_Stored data_

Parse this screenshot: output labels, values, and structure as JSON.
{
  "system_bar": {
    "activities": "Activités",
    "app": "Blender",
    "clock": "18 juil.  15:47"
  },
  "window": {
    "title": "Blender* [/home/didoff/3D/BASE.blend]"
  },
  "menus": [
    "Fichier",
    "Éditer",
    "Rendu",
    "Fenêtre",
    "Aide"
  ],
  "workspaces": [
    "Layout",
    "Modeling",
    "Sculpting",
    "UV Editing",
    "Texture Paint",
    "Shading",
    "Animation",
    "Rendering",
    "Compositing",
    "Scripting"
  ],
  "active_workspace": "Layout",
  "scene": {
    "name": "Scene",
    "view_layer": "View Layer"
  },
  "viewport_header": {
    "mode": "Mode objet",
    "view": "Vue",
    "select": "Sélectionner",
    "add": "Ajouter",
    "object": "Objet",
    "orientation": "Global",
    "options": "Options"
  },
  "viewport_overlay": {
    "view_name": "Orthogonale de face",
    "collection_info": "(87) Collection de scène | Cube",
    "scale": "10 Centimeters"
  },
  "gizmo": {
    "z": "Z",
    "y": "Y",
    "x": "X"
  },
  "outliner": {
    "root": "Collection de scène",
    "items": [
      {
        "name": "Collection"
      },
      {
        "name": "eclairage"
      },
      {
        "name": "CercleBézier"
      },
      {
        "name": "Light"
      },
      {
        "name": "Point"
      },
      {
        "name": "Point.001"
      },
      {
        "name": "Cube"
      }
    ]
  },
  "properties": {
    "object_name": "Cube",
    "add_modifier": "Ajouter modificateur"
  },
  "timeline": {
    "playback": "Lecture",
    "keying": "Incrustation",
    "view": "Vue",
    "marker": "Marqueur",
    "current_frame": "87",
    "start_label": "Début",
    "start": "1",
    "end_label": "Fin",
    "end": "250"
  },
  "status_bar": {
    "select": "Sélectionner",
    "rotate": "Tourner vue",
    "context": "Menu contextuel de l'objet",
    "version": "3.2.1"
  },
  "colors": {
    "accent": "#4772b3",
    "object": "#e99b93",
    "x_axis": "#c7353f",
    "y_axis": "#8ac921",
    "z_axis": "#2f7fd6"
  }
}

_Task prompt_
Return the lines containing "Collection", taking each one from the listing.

_Written solution_
    "collection_info": "(87) Collection de scène | Cube",
    "root": "Collection de scène",
        "name": "Collection"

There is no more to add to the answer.